NORTH STONINGTON — While some students in the Wheeler High School gymatorium wore sneakers and shorts Monday afternoon and practiced basketball, others stood on a stage above them, wearing Victorian-age costumes and practicing their lines.
The students on the stage — looking as if they'd just stepped out of 19th century England — were at the dress rehearsal for Charles Dickens' "A Christmas Carol," which opens Friday night at the school.
"We share the space," said Director Marybeth Tavares, an English teacher, as she stood on the stage looking towards the ballplayers. "And we make it work."
As with most endeavors at the school, added Tavares, "we all work together."
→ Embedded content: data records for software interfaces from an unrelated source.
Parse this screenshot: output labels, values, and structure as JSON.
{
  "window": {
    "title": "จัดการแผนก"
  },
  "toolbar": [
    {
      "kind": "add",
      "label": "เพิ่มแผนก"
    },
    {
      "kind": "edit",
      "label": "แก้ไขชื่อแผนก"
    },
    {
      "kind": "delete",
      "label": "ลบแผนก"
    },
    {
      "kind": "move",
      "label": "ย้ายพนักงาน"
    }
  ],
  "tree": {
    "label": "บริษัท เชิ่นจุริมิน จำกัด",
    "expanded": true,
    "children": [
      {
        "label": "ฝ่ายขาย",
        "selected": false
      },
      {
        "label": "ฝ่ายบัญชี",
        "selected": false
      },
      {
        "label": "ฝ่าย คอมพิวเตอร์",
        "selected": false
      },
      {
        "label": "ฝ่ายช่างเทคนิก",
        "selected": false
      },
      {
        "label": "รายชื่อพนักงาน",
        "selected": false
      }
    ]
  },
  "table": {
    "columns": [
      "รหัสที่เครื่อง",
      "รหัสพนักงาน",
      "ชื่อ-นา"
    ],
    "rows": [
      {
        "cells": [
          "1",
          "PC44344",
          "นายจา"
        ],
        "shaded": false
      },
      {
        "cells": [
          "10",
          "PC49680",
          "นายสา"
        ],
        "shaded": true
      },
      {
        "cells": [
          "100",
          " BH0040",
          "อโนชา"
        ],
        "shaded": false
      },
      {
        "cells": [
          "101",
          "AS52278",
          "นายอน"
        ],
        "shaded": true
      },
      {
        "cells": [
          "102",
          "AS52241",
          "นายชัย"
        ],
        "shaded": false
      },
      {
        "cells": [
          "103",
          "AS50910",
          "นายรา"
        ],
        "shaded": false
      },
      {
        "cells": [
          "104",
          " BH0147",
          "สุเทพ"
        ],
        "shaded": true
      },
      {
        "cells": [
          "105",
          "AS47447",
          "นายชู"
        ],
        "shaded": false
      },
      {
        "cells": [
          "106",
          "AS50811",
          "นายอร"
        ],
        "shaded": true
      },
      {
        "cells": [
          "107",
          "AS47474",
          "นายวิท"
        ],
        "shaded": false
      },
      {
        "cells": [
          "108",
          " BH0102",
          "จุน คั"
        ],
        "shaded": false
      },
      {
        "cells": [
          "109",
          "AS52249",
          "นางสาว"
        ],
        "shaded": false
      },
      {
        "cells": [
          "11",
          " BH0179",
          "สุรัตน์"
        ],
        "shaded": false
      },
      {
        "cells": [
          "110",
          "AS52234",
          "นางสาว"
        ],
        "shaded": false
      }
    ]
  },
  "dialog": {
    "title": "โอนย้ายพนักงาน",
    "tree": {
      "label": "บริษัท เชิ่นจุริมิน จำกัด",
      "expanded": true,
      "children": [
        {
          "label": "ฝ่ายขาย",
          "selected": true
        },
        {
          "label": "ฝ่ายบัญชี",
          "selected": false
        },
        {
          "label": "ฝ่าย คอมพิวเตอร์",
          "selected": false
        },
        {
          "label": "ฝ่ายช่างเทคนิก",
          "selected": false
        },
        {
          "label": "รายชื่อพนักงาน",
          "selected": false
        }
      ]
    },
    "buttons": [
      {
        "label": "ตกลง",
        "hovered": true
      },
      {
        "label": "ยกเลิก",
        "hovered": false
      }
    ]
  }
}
For instance, she added, Dave Bradannini and his students in the technology education department constructed the set, while Sue Starr and her students in the art department designed and painted it.
"We all pitch in and make it work ... people step up to help," Tavares added. "The kids are committed and so are we."
Behind Tavares, in a corner of the stage, Molly Butremovich and Olivia Elliot, both juniors, and Skyler Morgan, a freshman, stood huddled over senior Malcolm Thompson, applying ghostly-looking makeup to his face. Thompson, wearing a long black mourning coat, will play the role of Jacob Marley in the play. His brother, TJ, a junior, will play the role of Ebeneezer Scrooge.
"He's kind of the reason I'm doing it," said TJ, as he wrestled with the fastener on the vintage black velvet vest he was wearing.
"Malcolm played the poulterer in our first production of 'A Christmas Carol' five years ago," said Tavares. Now, he's back as Marley, and his brother is Scrooge.
Senior Savannah Johnson, who plays The Spirit of Christmas Past, said she was enjoying her role, one in which she takes Scrooge on a journey back to his childhood, and to a memory with Belle, the young woman who was once his fiancee.
"It's a fun role, especially the dance scene," she said.
But Johnson said her favorite part is a sadder one, where Belle breaks up with young Ebeneezer.
"It's an emotional scene," she said. "And TJ plays his part well."
On another part of the stage, 14-year-old Nora Broderick, a freshman, was wearing her Mrs. Cratchit costume while Cora Post, 15, a sophomore, stood nearby, dressed as Janet Hallowell.
Nearby, 16-year-old Juliana Martens, one of the two stage managers, helped junior Amarie Bransford, 16, who plays the role of Mrs. Fezziwig, fix her hair.
"This is my first time dancing on stage," said Bransford with a smile.
"It's a great cast," said Tavares, a former opera singer. "They've been working very hard."
Actually, she added, "I've been working on the play since last year."
"As soon as school was over last spring, I began preparing," she said. "It's great to get back [in the fall] and be ready to go."
Theater is important for students, Tavares said. "It builds confidence and it opens doors."
"We're a small school but we're big on talent," she added.